|The Médaille militaire
(Military Medal) is a decoration of the French
Republic which was first instituted in 1852.
The creator of the médaille
was the emperor Napoléon III, who may have taken his inspiration
in a medal issued by his father, Louis Bonaparte, King of
Holland. The Military Medal is issued to any non-commissioned
officer or enlisted personnel who distinguishes himself by acts
of bravery in action against an enemy force. Commissioned
officers are not eligible. An interesting feature of the
médaille is that it's also the supreme award for leadership,
being awarded to generals and admirals who had been
commanders-in-chief. This particular médaille is
considered superior even to the grand cross of the Légion
d'honneur. After the First World War, the Military Medal was
also issued for receiving wounds in combat.
The Médaille militaire is one of rarest French decorations to

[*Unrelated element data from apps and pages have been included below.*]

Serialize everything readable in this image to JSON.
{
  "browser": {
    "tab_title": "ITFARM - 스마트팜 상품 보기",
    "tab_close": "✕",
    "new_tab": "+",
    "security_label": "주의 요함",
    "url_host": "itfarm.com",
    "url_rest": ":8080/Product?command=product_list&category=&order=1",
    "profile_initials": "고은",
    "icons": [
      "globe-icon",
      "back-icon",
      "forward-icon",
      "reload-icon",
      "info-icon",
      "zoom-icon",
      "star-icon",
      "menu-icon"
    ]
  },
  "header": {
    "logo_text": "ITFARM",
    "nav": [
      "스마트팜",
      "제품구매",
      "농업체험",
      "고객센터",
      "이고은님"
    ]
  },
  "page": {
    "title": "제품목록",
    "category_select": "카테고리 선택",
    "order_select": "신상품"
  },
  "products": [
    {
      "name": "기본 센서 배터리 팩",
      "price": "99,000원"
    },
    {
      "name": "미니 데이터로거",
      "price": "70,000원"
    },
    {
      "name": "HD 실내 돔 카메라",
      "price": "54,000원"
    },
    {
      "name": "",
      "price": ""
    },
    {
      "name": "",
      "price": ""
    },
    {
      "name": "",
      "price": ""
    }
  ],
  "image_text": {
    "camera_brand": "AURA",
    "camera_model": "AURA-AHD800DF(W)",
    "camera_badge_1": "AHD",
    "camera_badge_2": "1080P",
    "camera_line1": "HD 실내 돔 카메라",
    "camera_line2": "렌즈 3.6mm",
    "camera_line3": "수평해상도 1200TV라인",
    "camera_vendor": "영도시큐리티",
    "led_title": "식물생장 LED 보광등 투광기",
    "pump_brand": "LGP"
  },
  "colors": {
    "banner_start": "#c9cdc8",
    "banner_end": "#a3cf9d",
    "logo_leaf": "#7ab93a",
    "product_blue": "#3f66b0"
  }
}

be bestowed upon foreigners, in contrast to such medals as the
Croix de guerre.